David Moyes has worked miracles. Not to lift West Ham United to fifth place in the Premier League going into today’s derby against Tottenham Hotspur at the London Stadium. The implausible part of the Scot’s story is how he resurrected his career after his painful period in charge at Manchester United.
Perhaps he could give some tips before the match to Jose Mourinho. The Spurs manager has not yet emerged from his post-Old Trafford funk. The Portuguese is still on track to emulate the League Cup-Europa League double he attained while manager of United but defeat today would make the top four an increasingly distant possibility. Mourinho cannot rely on knockout competitions to save Tottenham’s season. Manchester City lie in wait in the Carabao Cup final and a number of dangerous sides remain in Europe’s secondary tournament, including United.
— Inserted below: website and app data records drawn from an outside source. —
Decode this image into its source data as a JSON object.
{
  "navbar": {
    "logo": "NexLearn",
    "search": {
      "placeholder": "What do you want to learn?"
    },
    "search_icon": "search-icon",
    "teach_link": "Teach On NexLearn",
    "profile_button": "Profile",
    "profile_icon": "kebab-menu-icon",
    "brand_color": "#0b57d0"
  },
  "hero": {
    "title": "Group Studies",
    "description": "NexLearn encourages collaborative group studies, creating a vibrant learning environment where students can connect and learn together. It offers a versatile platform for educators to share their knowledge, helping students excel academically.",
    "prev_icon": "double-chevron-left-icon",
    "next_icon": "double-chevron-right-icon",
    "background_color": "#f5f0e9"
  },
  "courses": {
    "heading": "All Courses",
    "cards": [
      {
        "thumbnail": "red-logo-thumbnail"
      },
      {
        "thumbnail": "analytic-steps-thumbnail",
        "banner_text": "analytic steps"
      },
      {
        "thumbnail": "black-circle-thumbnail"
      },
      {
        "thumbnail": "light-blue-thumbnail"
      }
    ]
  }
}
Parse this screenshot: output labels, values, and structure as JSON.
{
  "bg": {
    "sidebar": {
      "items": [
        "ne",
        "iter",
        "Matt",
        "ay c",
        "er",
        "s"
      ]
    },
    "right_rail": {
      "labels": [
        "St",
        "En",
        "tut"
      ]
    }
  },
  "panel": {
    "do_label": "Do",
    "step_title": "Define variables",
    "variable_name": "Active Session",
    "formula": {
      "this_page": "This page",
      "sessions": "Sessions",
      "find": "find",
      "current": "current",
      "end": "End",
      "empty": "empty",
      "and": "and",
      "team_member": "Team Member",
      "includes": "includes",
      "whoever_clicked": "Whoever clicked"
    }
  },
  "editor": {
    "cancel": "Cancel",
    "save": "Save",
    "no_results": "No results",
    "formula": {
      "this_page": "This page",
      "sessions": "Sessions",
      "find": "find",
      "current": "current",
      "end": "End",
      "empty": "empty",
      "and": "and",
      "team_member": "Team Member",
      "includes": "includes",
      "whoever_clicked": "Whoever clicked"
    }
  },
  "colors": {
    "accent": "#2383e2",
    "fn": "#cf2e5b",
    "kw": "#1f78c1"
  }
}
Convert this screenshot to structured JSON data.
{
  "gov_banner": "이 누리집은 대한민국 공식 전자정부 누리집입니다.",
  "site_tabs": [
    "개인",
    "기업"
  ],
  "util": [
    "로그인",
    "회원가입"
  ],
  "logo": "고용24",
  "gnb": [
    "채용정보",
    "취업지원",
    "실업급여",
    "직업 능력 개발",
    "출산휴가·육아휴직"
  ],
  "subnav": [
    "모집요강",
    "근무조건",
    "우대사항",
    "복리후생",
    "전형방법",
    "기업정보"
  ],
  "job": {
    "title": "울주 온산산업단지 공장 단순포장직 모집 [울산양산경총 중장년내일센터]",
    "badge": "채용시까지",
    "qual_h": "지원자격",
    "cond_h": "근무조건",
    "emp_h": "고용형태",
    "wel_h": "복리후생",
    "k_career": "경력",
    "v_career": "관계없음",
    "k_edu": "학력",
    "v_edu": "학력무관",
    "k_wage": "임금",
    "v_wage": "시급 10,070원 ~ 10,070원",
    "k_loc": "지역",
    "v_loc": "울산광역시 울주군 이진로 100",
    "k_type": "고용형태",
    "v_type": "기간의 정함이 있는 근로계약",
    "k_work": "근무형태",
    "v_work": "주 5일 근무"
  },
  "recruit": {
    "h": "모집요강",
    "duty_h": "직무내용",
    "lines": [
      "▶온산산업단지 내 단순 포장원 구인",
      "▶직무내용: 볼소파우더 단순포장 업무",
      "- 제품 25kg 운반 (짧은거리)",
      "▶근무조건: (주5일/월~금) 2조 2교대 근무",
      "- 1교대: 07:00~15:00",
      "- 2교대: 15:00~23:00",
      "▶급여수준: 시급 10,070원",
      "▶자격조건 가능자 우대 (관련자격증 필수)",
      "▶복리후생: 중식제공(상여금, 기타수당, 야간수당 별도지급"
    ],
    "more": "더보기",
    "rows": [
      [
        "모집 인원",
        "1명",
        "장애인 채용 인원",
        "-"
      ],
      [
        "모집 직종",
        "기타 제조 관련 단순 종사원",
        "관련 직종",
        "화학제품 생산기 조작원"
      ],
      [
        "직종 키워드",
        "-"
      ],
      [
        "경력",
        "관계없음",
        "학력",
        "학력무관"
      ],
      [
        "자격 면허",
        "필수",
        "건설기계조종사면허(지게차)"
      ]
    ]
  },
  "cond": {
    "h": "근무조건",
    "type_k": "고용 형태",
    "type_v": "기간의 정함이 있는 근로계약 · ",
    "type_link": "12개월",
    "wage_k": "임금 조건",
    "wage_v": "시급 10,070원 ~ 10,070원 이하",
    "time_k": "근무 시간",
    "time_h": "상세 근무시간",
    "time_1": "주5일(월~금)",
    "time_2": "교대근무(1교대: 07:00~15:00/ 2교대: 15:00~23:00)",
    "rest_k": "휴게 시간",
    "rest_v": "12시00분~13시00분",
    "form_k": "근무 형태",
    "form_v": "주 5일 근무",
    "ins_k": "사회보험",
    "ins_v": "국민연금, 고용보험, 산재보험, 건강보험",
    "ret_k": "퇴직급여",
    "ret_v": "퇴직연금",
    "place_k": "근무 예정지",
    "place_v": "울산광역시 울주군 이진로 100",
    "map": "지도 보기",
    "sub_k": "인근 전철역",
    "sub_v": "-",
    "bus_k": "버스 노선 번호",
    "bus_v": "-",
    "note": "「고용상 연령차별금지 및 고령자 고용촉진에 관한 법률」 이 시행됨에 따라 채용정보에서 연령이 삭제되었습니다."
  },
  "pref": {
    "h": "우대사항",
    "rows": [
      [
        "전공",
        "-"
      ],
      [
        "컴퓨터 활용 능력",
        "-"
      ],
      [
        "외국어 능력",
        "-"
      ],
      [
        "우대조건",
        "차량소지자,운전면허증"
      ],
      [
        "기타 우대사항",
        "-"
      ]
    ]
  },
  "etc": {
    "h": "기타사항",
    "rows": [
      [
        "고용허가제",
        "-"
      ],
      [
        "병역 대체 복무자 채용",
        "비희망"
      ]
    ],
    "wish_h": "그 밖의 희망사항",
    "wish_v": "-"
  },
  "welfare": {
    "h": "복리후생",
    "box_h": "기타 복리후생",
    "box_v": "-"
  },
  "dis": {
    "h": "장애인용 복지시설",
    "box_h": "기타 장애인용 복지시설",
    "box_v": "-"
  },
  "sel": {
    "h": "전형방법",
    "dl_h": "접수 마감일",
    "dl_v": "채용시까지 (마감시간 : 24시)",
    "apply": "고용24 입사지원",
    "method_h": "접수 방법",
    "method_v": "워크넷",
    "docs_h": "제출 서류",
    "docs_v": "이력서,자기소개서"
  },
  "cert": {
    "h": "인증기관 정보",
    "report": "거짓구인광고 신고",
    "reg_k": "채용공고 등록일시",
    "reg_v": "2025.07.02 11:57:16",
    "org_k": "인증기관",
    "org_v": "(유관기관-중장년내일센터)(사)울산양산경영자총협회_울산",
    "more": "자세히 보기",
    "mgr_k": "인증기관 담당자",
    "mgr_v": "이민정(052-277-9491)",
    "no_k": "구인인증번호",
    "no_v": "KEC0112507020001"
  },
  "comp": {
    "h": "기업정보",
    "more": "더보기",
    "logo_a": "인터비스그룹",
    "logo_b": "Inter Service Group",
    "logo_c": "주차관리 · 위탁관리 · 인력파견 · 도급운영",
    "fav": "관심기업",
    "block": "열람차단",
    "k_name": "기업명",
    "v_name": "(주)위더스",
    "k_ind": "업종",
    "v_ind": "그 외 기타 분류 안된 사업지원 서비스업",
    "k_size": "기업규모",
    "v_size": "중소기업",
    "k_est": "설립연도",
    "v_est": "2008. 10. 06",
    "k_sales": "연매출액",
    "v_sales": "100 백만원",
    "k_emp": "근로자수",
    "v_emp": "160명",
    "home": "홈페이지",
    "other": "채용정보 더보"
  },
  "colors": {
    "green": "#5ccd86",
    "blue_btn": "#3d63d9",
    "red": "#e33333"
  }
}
Ole Gunnar Solskjaer’s team hold a first-leg 4-0 lead over Real Sociedad, where Moyes began his rehabilitation after leaving Old Trafford. It looked closer to retirement than rehab at the time and his career path appeared to be on a downward spiral. His next job at Sunderland ended with the team’s relegation to League One. West Ham offered the flimsiest of lifelines and even though he saved them from the drop during his first spell in east London, he was not sexy enough for the club’s owners to retain at the end of the season.
Moyes did not reinvent himself in his 19-month West Ham interregnum. So what changed? David Sullivan and David Gold realised it was a mistake to let the Scot go. Despite having grandiose ambitions, the harsh reality for the owners is that Moyes is just about the best manager they can both afford and attract. Now there is a more realistic view from the boardroom and Moyes is more secure.
The squad has improved. West Ham may be punching above their weight in the table but they are a top-half team. Empty grounds have helped, too. Hardly any of the fans were enthused by Moyes’s return. The supporters exist in a state of semi-revolt and September’s 2-0 home defeat by Newcastle United in the Premier League opener would have sent the London Stadium’s toxicity levels to critical.
As much as ability, circumstances define the performance of managers. For the first time since leaving Everton, Moyes is operating in conditions that suit his range of skills. He was never the right man for Old Trafford – United bosses need more swagger – but he has always been better at his job than most of his Premier League contemporaries.
Mourinho had the style that United required but the timing was wrong. He is a considerably more talented manager than Moyes. A younger, more energetic version of the Portuguese might have become the man who filled the void left by Sir Alex Ferguson. Instead, Mourinho gave the impression of not wanting to be in Manchester.
It is now six years since ‘the Special One’ won a title; 11 since he led a team to the Champions League. These were the trophies he was brought to Old Trafford to win, not the lesser baubles of the League Cup and Europa League. Even during his time at United, there was a sense that the high water mark of his career had passed.
Up until United, the prospect of Mourinho taking over would electrify a dressing room. Spurs represent a lowering of the 58-year-old’s ambitions but it is not such a step down that anyone at White Hart Lane should be grateful. Most of the squad were in a Champions League final much more recently than their manager. Even though this group of players may have missed their window to fulfil their potential, they have not responded to Mourinho in the way they might have when he left Real Madrid. It was not the coup it once would have been when Daniel Levy engaged the services of the Portuguese. Like at United, the probability is that he will have to win the Europa League to get into next season’s Champions League. Ninth place in the table is where Moyes might be expected to be lurking around, not Mourinho.
Even the best managers need the right environment to maximise their impact. The planets have aligned for Moyes this season; Mourinho’s universe has been unbalanced for more than half a decade.
Things can turn quickly for both men. Who could trust a club with owners like West Ham’s to maintain any sort of stability? Yet there is a staleness about Spurs that does not bode well for their manager. It is the same whiff of slow decay that swirled around Mourinho during his final days at Chelsea and at Old Trafford.
If West Ham win today, the most unlikely comeback in football will continue. A Tottenham loss would deepen the suspicion that further change is necessary at Spurs.
One former United boss is in prime position to inflict pain on another Old Trafford ex. Who would have predicted that it would be Moyes with the chance to turn the screw on Mourinho? The West Ham manager, unlike his Spurs counterpart, has found himself in the right place at the right time